FAA ADS-B Policy Does Not Lift Mandate, Groups Warn

 - April 14, 2019, 9:09 AM

Aviation groups are warning that the FAA’s recent policy statement facilitating a path for non-equipped aircraft to fly in ADS-B Out airspace beginning next year should not be considered a substitute for equipage. The FAA on April 1 released the policy statement outlining the possibility for obtaining authorized deviations for certain non-equipped flights in ADS-B Out airspace after the Jan. 1, 2020, deadline for ADS-B Out installation.

“These per-operation authorizations are not intended to support routine operations of non-equipped aircraft in airspace covered by the rule,” the agency had said in releasing the policy.

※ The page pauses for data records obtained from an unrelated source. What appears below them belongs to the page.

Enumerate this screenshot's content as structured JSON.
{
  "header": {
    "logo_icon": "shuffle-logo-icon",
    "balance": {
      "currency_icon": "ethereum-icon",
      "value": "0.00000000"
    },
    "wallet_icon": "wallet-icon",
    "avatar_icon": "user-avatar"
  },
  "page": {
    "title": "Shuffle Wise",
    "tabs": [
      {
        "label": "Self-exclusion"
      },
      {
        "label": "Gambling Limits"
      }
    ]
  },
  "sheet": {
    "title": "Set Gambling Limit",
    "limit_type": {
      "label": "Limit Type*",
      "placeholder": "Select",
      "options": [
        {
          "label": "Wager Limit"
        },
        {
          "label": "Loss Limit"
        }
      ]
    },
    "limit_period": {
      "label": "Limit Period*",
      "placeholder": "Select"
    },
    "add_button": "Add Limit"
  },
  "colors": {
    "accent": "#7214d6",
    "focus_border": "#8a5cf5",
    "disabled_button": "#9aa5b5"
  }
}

Under the policy operators of non-equipped aircraft must request authorization at least one hour before their proposed flight and warned such authorization might not be available, depending on the circumstances.

“The policy is very clear: these per-flight authorizations should absolutely not be viewed as a backup option to ADS-B or justification for not equipping,” said Heidi Williams, NBAA director of air traffic services and infrastructure. “Such authorizations are primarily intended for operators awaiting their scheduled ADS-B installation past the Jan. 1, 2020, deadline, or for pilots who infrequently operate in the affected airspace.”

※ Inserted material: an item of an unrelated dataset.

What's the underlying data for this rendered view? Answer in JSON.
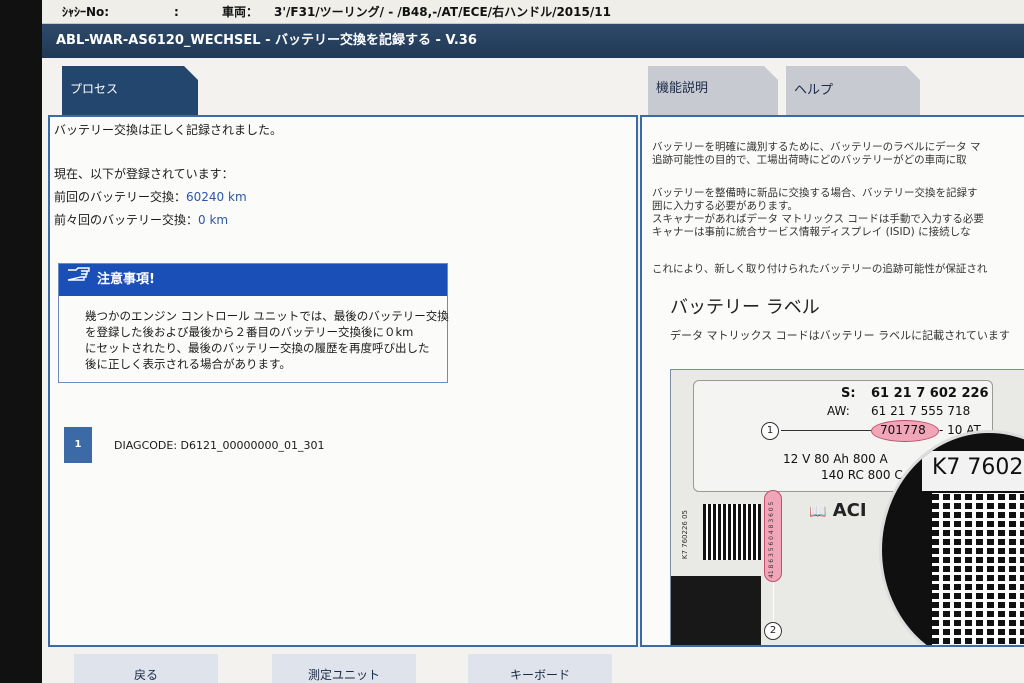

GAMA added that FAA has made it clear that that non-equipped aircraft operating in ADS-B Out airspace without obtaining a preflight authorization will be in violation of the regulations and that the Jan. 1, 2020, deadline stands firm.

ADS-B authorizations may particularly be difficult to obtain in Class B airspace surrounding major airports. The agency is expected to develop a website in upcoming months for operators to submit authorization requests, Williams added, saying such authorization will not be available by calling ATC facilities or the FAA directly.

“The majority of the FAA’s guidance speaks to scheduled operators, but it also applies to Part 135 and Part 91,” she added. “The FAA’s message remains the same as before: if you plan to routinely fly in this airspace, you’d better plan to have ADS-B.”